The bears finally disappeared into the forest. What a great viewing. A little later they reappeared in a closer meadow and crossed the grassy spot before passing into the trees. Meanwhile hikers were coming down the trail, MOST WITHOUT BEAR SPRAY! They had passed a sign warning them to carry bear spray but the tourons had ignored it! (tourons is a word to describe a tourist who deliberately gets to close to wild animals, bears, buffalo, elk, etc). As they approached us a ranger walked out to escort them to safety. We figured the bear photo ops were done when another person yelled bear! This time it was a different grizzly, bear 1263.
She grazed and got near the cars. The Bear management team told us to retreat to our vehicles. She continued to approach, and the team told us we all had to evacuate the lot. As we left the road was closed and guarded by a different team member. It had been one of our best days of bear watching.

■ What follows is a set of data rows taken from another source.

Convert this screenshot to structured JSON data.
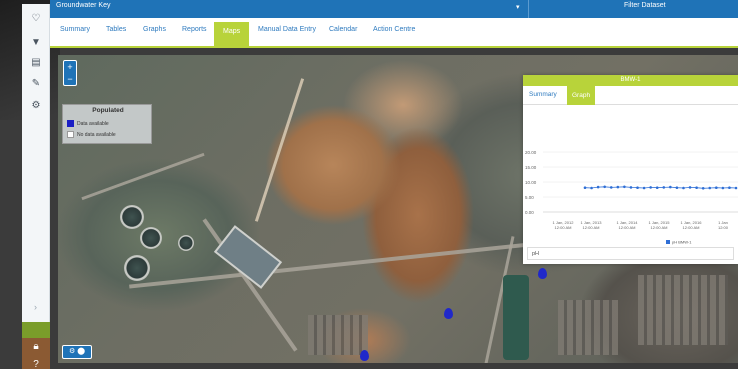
{
  "topbar": {
    "title": "Groundwater Key",
    "filter_label": "Filter Dataset"
  },
  "tabs": [
    {
      "label": "Summary"
    },
    {
      "label": "Tables"
    },
    {
      "label": "Graphs"
    },
    {
      "label": "Reports"
    },
    {
      "label": "Maps",
      "active": true
    },
    {
      "label": "Manual Data Entry"
    },
    {
      "label": "Calendar"
    },
    {
      "label": "Action Centre"
    }
  ],
  "sidebar": {
    "icons": [
      "heart-icon",
      "filter-icon",
      "list-icon",
      "edit-icon",
      "settings-icon"
    ]
  },
  "map": {
    "zoom_in": "+",
    "zoom_out": "−",
    "legend": {
      "title": "Populated",
      "items": [
        {
          "label": "Data available",
          "color": "#1a1ec4"
        },
        {
          "label": "No data available",
          "color": "#ffffff"
        }
      ]
    },
    "pin_color": "#2028c9"
  },
  "popup": {
    "title": "BMW-1",
    "tabs": [
      {
        "label": "Summary"
      },
      {
        "label": "Graph",
        "active": true
      }
    ],
    "footer": "pH"
  },
  "chart_data": {
    "type": "line",
    "y_ticks": [
      "20.00",
      "15.00",
      "10.00",
      "5.00",
      "0.00"
    ],
    "ylim": [
      0,
      20
    ],
    "x_ticks": [
      [
        "1 Jan, 2012",
        "12:00 AM"
      ],
      [
        "1 Jan, 2013",
        "12:00 AM"
      ],
      [
        "1 Jan, 2014",
        "12:00 AM"
      ],
      [
        "1 Jan, 2015",
        "12:00 AM"
      ],
      [
        "1 Jan, 2016",
        "12:00 AM"
      ],
      [
        "1 Jan",
        "12:00"
      ]
    ],
    "series": [
      {
        "name": "pH BMW-1",
        "color": "#2f6fd6",
        "values": [
          8.1,
          8.0,
          8.3,
          8.4,
          8.2,
          8.3,
          8.4,
          8.2,
          8.1,
          8.0,
          8.2,
          8.1,
          8.2,
          8.3,
          8.1,
          8.0,
          8.2,
          8.1,
          7.9,
          8.0,
          8.1,
          8.0,
          8.1,
          8.0
        ]
      }
    ]
  }
}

We celebrated our anniversary by going to the pizza place at Leeks Marine. Tired from the long day we headed back home, what a great anniversary. Clear skies It is extremely rare to be attacked by a bear. The rules state that you should carry bear spray, stay one hundred yards away from a bear and at least twenty-five yards away from other animals. The biggest danger, we think, is to accidently disturb a grizzly bear guarding a cache, (a place where a bear has covered a dead animal with leaves and brush. It will often lay on top of the cache to guard it from being stolen. We have discussed it and we both agree that if we are attacked it is our fault and the bear should not be harmed. We have been bluff charged by a black bear but it stopped when we did not run, (don’t run from a bear)!